Beavis and Butt-head are back
It can be easy to forget that Mike Judge's current career started with Beavis and Butt-Head, MTV's Nineties series (and later movie) that featured two animated miscreants and their running commentary on music videos. What he followed that with, after all, were some of the smartest, subtlest, and most culturally astute comedies of our time, including Office Space, Idiocracy, and animated TV series King of the Hill – works so subtle, in fact, that it took a while for them to sink in. The popularity of the movies, in particular, grew larger as they moved into the realm of home viewing and classic cult films, whose brilliance is best revealed through repeated screenings and shared fandom.

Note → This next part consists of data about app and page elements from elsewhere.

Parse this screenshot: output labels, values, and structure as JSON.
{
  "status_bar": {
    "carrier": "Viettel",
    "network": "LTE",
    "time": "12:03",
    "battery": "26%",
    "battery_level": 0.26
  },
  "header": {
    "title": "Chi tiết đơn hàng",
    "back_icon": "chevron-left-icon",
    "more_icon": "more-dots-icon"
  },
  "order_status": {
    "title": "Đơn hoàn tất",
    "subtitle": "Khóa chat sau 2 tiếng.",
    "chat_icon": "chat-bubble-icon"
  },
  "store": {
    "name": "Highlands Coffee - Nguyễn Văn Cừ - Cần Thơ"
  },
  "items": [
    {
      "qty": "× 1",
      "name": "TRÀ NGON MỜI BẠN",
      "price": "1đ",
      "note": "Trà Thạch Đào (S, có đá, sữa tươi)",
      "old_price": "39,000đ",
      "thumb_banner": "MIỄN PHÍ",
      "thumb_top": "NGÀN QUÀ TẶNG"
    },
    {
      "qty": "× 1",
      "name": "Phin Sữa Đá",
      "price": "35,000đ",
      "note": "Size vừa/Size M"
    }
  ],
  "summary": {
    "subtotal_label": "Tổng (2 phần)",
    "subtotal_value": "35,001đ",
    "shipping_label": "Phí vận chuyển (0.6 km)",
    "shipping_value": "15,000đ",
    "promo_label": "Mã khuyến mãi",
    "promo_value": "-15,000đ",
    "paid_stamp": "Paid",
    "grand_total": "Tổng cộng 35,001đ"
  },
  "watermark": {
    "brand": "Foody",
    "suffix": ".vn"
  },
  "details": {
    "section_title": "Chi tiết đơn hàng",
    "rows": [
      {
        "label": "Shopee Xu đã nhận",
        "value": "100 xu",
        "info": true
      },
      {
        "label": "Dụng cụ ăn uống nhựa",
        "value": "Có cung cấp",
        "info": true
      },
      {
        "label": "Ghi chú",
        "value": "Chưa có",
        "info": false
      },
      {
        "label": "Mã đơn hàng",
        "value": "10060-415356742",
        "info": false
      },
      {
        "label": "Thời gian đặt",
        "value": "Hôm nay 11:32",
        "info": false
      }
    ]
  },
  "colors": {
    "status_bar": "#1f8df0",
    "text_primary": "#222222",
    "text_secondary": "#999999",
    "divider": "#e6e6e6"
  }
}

But it's also easy to see why Beavis and Butt-Head is Judge's most popular creation, as well as why he calls it in recent interviews, "the funniest thing I've ever done." The series, which MTV and Judge are reviving with all-new episodes, is the id to Office Space or King of the Hill's superegos: gut-punch humor aimed directly at the animal brain, delivering social commentary via time-honored bastions of arrested development – sex, violence, crude mockery, and fart jokes. Somehow, these dumbasses mocking other dumbasses cut straight through our putative maturity to our inner adolescence, no matter how buried, and pulled it to the surface in the form of sustained, stomach-clutching guffaws.
The world in which Beavis and Butt-Head resurfaces, 14 years later, is both cruder and more uptight, but the dudes seem to be rolling with the changes. In premiere episode "Werewolves of Highland," the duo tries to jump on the Twilight bandwagon to get laid. They quickly decide that "any undead will get us sex" and convince a homeless fellow they think is a werewolf to bite them. In short order, infected with hepatitis and covered with sores, they do indeed look like some kind of undead. Shifting off of the couch with some difficulty, Beavis wheezes, "Let's go get some girls."
During its last run, the show mixed its storylines with music videos over which the duo kept a running commentary. This time, reality shows are up for grabs, and it's here where the two are at their most incisive, subversive best. Of Jersey Shore's attempt at a who's-been-with-whom chart, they observe: "This is like a family tree, if your family were made of whores. If they made this tree long enough, you could find out where herpes began." Of 16 and Pregnant: "The people on these shows are all poor and living with their grandmas, and their mouths are always open."
Not that they're not fully capable of reviving their old music-video tricks. Of one that features video vixens in "construction wear," writhing and shaking with power tools, Butt-Head says, "This is what happens when hot girls don't go to college." Let's hope these two knuckleheads stay just as dumb.
The new Beavis and Butt-Head premieres Thursday, Oct. 27, at 9pm on MTV.